Recorded data:

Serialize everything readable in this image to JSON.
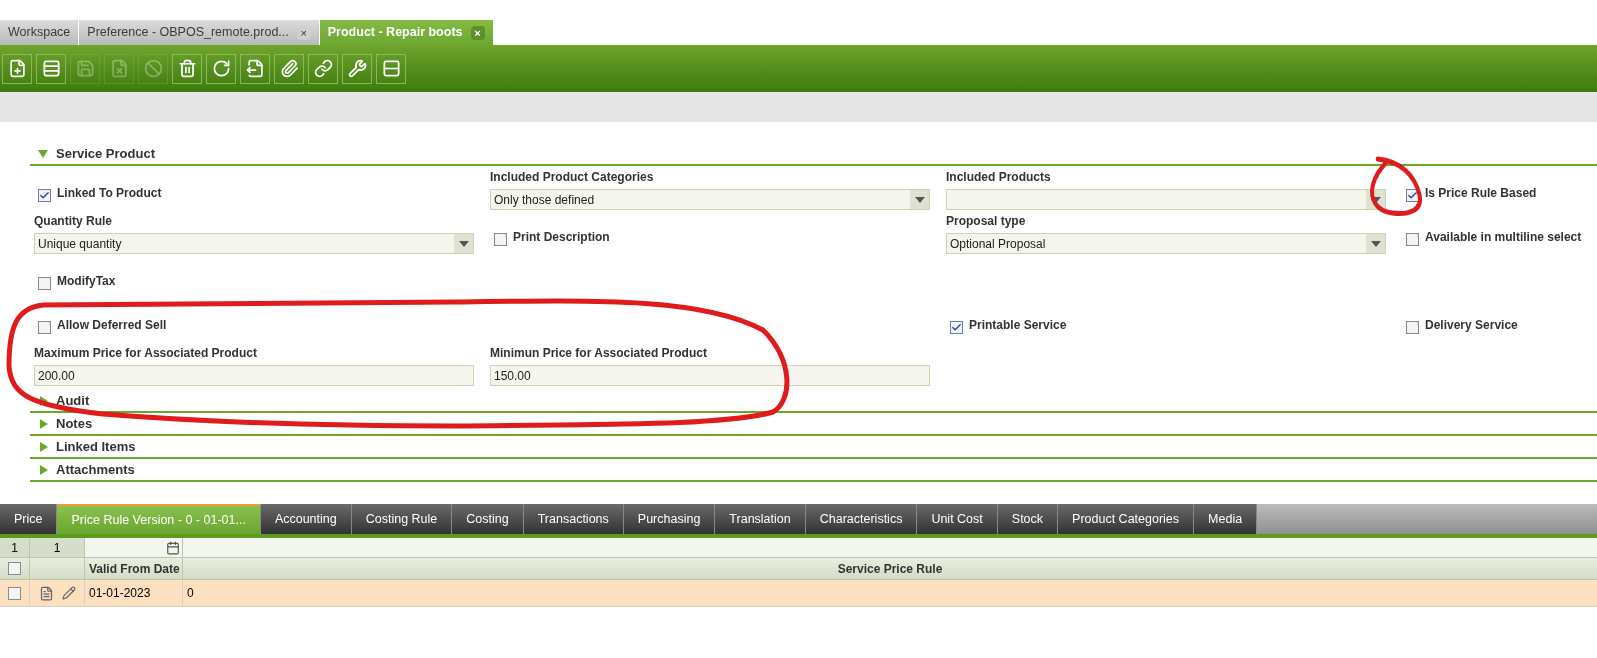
{
  "doc_tabs": [
    {
      "label": "Workspace",
      "selected": false,
      "closable": false
    },
    {
      "label": "Preference - OBPOS_remote.prod...",
      "selected": false,
      "closable": true
    },
    {
      "label": "Product - Repair boots",
      "selected": true,
      "closable": true
    }
  ],
  "close_glyph": "×",
  "toolbar": [
    {
      "kind": "new",
      "disabled": false
    },
    {
      "kind": "new_grid",
      "disabled": false
    },
    {
      "kind": "save",
      "disabled": true
    },
    {
      "kind": "save_close",
      "disabled": true
    },
    {
      "kind": "cancel",
      "disabled": true
    },
    {
      "kind": "delete",
      "disabled": false
    },
    {
      "kind": "refresh",
      "disabled": false
    },
    {
      "kind": "export",
      "disabled": false
    },
    {
      "kind": "attach",
      "disabled": false
    },
    {
      "kind": "link",
      "disabled": false
    },
    {
      "kind": "tools",
      "disabled": false
    },
    {
      "kind": "layout",
      "disabled": false
    }
  ],
  "section": {
    "title": "Service Product",
    "expanded": true,
    "rows": [
      [
        {
          "kind": "checkbox",
          "label": "Linked To Product",
          "checked": true
        },
        {
          "kind": "select",
          "label": "Included Product Categories",
          "value": "Only those defined"
        },
        {
          "kind": "select",
          "label": "Included Products"
        },
        {
          "kind": "checkbox",
          "label": "Is Price Rule Based",
          "checked": true
        }
      ],
      [
        {
          "kind": "select",
          "label": "Quantity Rule",
          "value": "Unique quantity"
        },
        {
          "kind": "checkbox",
          "label": "Print Description",
          "checked": false
        },
        {
          "kind": "select",
          "label": "Proposal type",
          "value": "Optional Proposal"
        },
        {
          "kind": "checkbox",
          "label": "Available in multiline select",
          "checked": false
        }
      ],
      [
        {
          "kind": "checkbox",
          "label": "ModifyTax",
          "checked": false
        },
        {
          "kind": "blank"
        },
        {
          "kind": "blank"
        },
        {
          "kind": "blank"
        }
      ],
      [
        {
          "kind": "checkbox",
          "label": "Allow Deferred Sell",
          "checked": false
        },
        {
          "kind": "blank"
        },
        {
          "kind": "checkbox",
          "label": "Printable Service",
          "checked": true
        },
        {
          "kind": "checkbox",
          "label": "Delivery Service",
          "checked": false
        }
      ],
      [
        {
          "kind": "text",
          "label": "Maximum Price for Associated Product",
          "value": "200.00"
        },
        {
          "kind": "text",
          "label": "Minimun Price for Associated Product",
          "value": "150.00"
        },
        {
          "kind": "blank"
        },
        {
          "kind": "blank"
        }
      ]
    ]
  },
  "collapsed_sections": [
    {
      "title": "Audit",
      "expanded": false
    },
    {
      "title": "Notes",
      "expanded": false
    },
    {
      "title": "Linked Items",
      "expanded": false
    },
    {
      "title": "Attachments",
      "expanded": false
    }
  ],
  "sub_tabs": [
    {
      "label": "Price",
      "selected": false
    },
    {
      "label": "Price Rule Version - 0 - 01-01...",
      "selected": true
    },
    {
      "label": "Accounting",
      "selected": false
    },
    {
      "label": "Costing Rule",
      "selected": false
    },
    {
      "label": "Costing",
      "selected": false
    },
    {
      "label": "Transactions",
      "selected": false
    },
    {
      "label": "Purchasing",
      "selected": false
    },
    {
      "label": "Translation",
      "selected": false
    },
    {
      "label": "Characteristics",
      "selected": false
    },
    {
      "label": "Unit Cost",
      "selected": false
    },
    {
      "label": "Stock",
      "selected": false
    },
    {
      "label": "Product Categories",
      "selected": false
    },
    {
      "label": "Media",
      "selected": false
    }
  ],
  "grid": {
    "counts": [
      "1",
      "1"
    ],
    "all_checked": false,
    "columns": [
      "Valid From Date",
      "Service Price Rule"
    ],
    "rows": [
      {
        "checked": false,
        "selected": true,
        "cells": [
          "01-01-2023",
          "0"
        ]
      }
    ]
  }
}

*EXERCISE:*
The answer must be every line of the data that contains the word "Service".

*WRITTEN ANSWER:*
    "title": "Service Product",
          "label": "Printable Service",
          "label": "Delivery Service",
      "Service Price Rule"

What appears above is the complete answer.